MATERIAL FOR THE TASK START

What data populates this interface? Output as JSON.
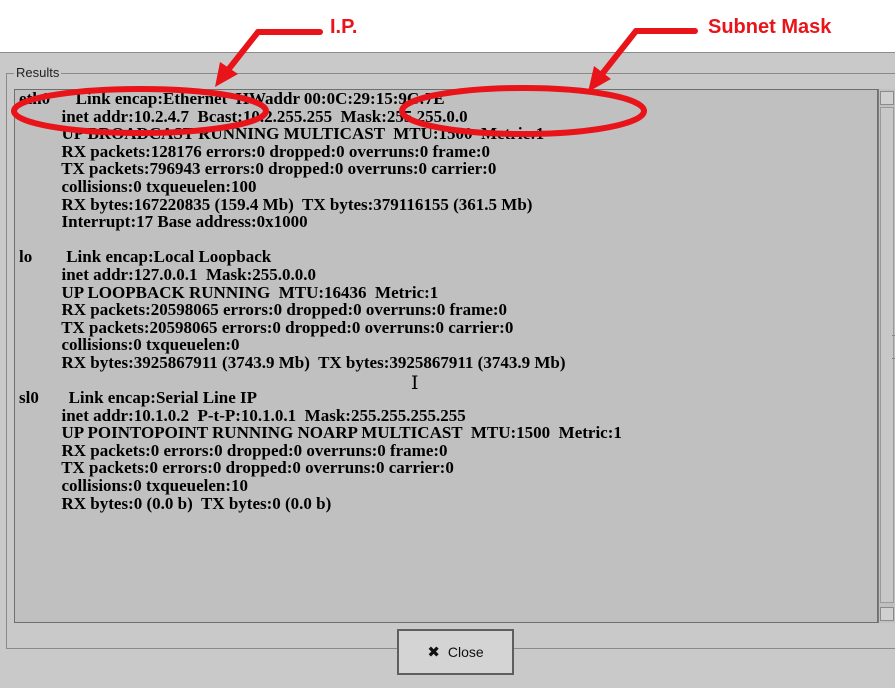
{
  "annotations": {
    "ip_label": "I.P.",
    "subnet_label": "Subnet Mask",
    "color": "#e8141a"
  },
  "dialog": {
    "section_title": "Results",
    "output_text": "eth0      Link encap:Ethernet  HWaddr 00:0C:29:15:9C:7E\n          inet addr:10.2.4.7  Bcast:10.2.255.255  Mask:255.255.0.0\n          UP BROADCAST RUNNING MULTICAST  MTU:1500  Metric:1\n          RX packets:128176 errors:0 dropped:0 overruns:0 frame:0\n          TX packets:796943 errors:0 dropped:0 overruns:0 carrier:0\n          collisions:0 txqueuelen:100\n          RX bytes:167220835 (159.4 Mb)  TX bytes:379116155 (361.5 Mb)\n          Interrupt:17 Base address:0x1000\n\nlo        Link encap:Local Loopback\n          inet addr:127.0.0.1  Mask:255.0.0.0\n          UP LOOPBACK RUNNING  MTU:16436  Metric:1\n          RX packets:20598065 errors:0 dropped:0 overruns:0 frame:0\n          TX packets:20598065 errors:0 dropped:0 overruns:0 carrier:0\n          collisions:0 txqueuelen:0\n          RX bytes:3925867911 (3743.9 Mb)  TX bytes:3925867911 (3743.9 Mb)\n\nsl0       Link encap:Serial Line IP\n          inet addr:10.1.0.2  P-t-P:10.1.0.1  Mask:255.255.255.255\n          UP POINTOPOINT RUNNING NOARP MULTICAST  MTU:1500  Metric:1\n          RX packets:0 errors:0 dropped:0 overruns:0 frame:0\n          TX packets:0 errors:0 dropped:0 overruns:0 carrier:0\n          collisions:0 txqueuelen:10\n          RX bytes:0 (0.0 b)  TX bytes:0 (0.0 b)",
    "close_label": "Close",
    "close_icon": "x-icon"
  }
}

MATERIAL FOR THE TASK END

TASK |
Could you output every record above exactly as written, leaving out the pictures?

EXPECTED OUTPUT |
What data populates this interface? Output as JSON.
{
  "annotations": {
    "ip_label": "I.P.",
    "subnet_label": "Subnet Mask",
    "color": "#e8141a"
  },
  "dialog": {
    "section_title": "Results",
    "output_text": "eth0      Link encap:Ethernet  HWaddr 00:0C:29:15:9C:7E\n          inet addr:10.2.4.7  Bcast:10.2.255.255  Mask:255.255.0.0\n          UP BROADCAST RUNNING MULTICAST  MTU:1500  Metric:1\n          RX packets:128176 errors:0 dropped:0 overruns:0 frame:0\n          TX packets:796943 errors:0 dropped:0 overruns:0 carrier:0\n          collisions:0 txqueuelen:100\n          RX bytes:167220835 (159.4 Mb)  TX bytes:379116155 (361.5 Mb)\n          Interrupt:17 Base address:0x1000\n\nlo        Link encap:Local Loopback\n          inet addr:127.0.0.1  Mask:255.0.0.0\n          UP LOOPBACK RUNNING  MTU:16436  Metric:1\n          RX packets:20598065 errors:0 dropped:0 overruns:0 frame:0\n          TX packets:20598065 errors:0 dropped:0 overruns:0 carrier:0\n          collisions:0 txqueuelen:0\n          RX bytes:3925867911 (3743.9 Mb)  TX bytes:3925867911 (3743.9 Mb)\n\nsl0       Link encap:Serial Line IP\n          inet addr:10.1.0.2  P-t-P:10.1.0.1  Mask:255.255.255.255\n          UP POINTOPOINT RUNNING NOARP MULTICAST  MTU:1500  Metric:1\n          RX packets:0 errors:0 dropped:0 overruns:0 frame:0\n          TX packets:0 errors:0 dropped:0 overruns:0 carrier:0\n          collisions:0 txqueuelen:10\n          RX bytes:0 (0.0 b)  TX bytes:0 (0.0 b)",
    "close_label": "Close",
    "close_icon": "x-icon"
  }
}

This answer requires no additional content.